=== Task statement ===
Please reproduce the data in its entirety, word for word.

++++ Material provided ++++

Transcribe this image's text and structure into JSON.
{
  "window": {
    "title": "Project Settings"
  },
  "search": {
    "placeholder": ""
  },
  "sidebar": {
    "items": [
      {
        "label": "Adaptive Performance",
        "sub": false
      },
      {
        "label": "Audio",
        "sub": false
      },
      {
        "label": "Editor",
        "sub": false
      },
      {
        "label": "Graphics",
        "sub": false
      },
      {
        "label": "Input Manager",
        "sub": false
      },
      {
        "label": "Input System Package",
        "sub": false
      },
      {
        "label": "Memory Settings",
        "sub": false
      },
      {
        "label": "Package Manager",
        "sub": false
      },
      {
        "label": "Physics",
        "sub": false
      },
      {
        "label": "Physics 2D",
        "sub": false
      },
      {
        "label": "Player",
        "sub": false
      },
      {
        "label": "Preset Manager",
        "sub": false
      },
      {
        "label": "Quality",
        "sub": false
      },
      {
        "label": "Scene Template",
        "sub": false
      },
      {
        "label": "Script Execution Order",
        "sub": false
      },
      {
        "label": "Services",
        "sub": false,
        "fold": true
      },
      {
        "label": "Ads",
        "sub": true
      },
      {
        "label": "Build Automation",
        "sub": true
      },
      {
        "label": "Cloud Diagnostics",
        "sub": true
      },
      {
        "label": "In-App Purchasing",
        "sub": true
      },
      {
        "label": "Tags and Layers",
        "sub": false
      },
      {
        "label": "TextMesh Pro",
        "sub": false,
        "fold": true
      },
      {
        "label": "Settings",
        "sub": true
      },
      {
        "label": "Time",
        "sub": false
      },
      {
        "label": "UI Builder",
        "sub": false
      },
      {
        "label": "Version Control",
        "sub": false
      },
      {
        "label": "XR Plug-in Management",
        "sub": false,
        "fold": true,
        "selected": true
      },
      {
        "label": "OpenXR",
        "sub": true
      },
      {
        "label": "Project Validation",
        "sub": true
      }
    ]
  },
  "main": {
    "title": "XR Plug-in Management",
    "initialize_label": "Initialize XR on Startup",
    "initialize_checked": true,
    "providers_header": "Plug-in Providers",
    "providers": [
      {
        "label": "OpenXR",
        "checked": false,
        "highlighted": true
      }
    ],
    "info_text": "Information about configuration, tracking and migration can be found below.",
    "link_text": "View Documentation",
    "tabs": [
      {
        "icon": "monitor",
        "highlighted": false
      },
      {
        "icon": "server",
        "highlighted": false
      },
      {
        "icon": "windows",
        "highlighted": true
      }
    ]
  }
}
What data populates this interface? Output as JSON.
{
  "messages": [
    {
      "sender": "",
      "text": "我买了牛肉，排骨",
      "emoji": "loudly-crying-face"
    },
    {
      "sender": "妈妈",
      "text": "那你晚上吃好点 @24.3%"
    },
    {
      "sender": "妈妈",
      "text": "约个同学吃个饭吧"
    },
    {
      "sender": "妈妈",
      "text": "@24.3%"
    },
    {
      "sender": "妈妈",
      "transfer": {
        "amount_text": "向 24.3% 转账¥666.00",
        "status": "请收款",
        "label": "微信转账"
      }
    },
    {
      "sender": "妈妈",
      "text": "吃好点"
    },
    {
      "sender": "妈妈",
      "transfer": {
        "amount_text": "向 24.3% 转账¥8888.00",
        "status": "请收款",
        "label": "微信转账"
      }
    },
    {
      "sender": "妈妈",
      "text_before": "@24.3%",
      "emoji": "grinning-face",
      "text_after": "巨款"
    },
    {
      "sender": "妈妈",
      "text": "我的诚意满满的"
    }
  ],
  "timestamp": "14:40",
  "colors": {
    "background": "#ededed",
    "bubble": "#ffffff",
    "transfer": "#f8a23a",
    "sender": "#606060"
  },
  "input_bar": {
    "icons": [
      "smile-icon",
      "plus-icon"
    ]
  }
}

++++

=== Problem solution ===
Transcribe this image's text and structure into JSON.
{
  "window": {
    "title": "Project Settings"
  },
  "search": {
    "placeholder": ""
  },
  "sidebar": {
    "items": [
      {
        "label": "Adaptive Performance",
        "sub": false
      },
      {
        "label": "Audio",
        "sub": false
      },
      {
        "label": "Editor",
        "sub": false
      },
      {
        "label": "Graphics",
        "sub": false
      },
      {
        "label": "Input Manager",
        "sub": false
      },
      {
        "label": "Input System Package",
        "sub": false
      },
      {
        "label": "Memory Settings",
        "sub": false
      },
      {
        "label": "Package Manager",
        "sub": false
      },
      {
        "label": "Physics",
        "sub": false
      },
      {
        "label": "Physics 2D",
        "sub": false
      },
      {
        "label": "Player",
        "sub": false
      },
      {
        "label": "Preset Manager",
        "sub": false
      },
      {
        "label": "Quality",
        "sub": false
      },
      {
        "label": "Scene Template",
        "sub": false
      },
      {
        "label": "Script Execution Order",
        "sub": false
      },
      {
        "label": "Services",
        "sub": false,
        "fold": true
      },
      {
        "label": "Ads",
        "sub": true
      },
      {
        "label": "Build Automation",
        "sub": true
      },
      {
        "label": "Cloud Diagnostics",
        "sub": true
      },
      {
        "label": "In-App Purchasing",
        "sub": true
      },
      {
        "label": "Tags and Layers",
        "sub": false
      },
      {
        "label": "TextMesh Pro",
        "sub": false,
        "fold": true
      },
      {
        "label": "Settings",
        "sub": true
      },
      {
        "label": "Time",
        "sub": false
      },
      {
        "label": "UI Builder",
        "sub": false
      },
      {
        "label": "Version Control",
        "sub": false
      },
      {
        "label": "XR Plug-in Management",
        "sub": false,
        "fold": true,
        "selected": true
      },
      {
        "label": "OpenXR",
        "sub": true
      },
      {
        "label": "Project Validation",
        "sub": true
      }
    ]
  },
  "main": {
    "title": "XR Plug-in Management",
    "initialize_label": "Initialize XR on Startup",
    "initialize_checked": true,
    "providers_header": "Plug-in Providers",
    "providers": [
      {
        "label": "OpenXR",
        "checked": false,
        "highlighted": true
      }
    ],
    "info_text": "Information about configuration, tracking and migration can be found below.",
    "link_text": "View Documentation",
    "tabs": [
      {
        "icon": "monitor",
        "highlighted": false
      },
      {
        "icon": "server",
        "highlighted": false
      },
      {
        "icon": "windows",
        "highlighted": true
      }
    ]
  }
}
What data populates this interface? Output as JSON.
{
  "messages": [
    {
      "sender": "",
      "text": "我买了牛肉，排骨",
      "emoji": "loudly-crying-face"
    },
    {
      "sender": "妈妈",
      "text": "那你晚上吃好点 @24.3%"
    },
    {
      "sender": "妈妈",
      "text": "约个同学吃个饭吧"
    },
    {
      "sender": "妈妈",
      "text": "@24.3%"
    },
    {
      "sender": "妈妈",
      "transfer": {
        "amount_text": "向 24.3% 转账¥666.00",
        "status": "请收款",
        "label": "微信转账"
      }
    },
    {
      "sender": "妈妈",
      "text": "吃好点"
    },
    {
      "sender": "妈妈",
      "transfer": {
        "amount_text": "向 24.3% 转账¥8888.00",
        "status": "请收款",
        "label": "微信转账"
      }
    },
    {
      "sender": "妈妈",
      "text_before": "@24.3%",
      "emoji": "grinning-face",
      "text_after": "巨款"
    },
    {
      "sender": "妈妈",
      "text": "我的诚意满满的"
    }
  ],
  "timestamp": "14:40",
  "colors": {
    "background": "#ededed",
    "bubble": "#ffffff",
    "transfer": "#f8a23a",
    "sender": "#606060"
  },
  "input_bar": {
    "icons": [
      "smile-icon",
      "plus-icon"
    ]
  }
}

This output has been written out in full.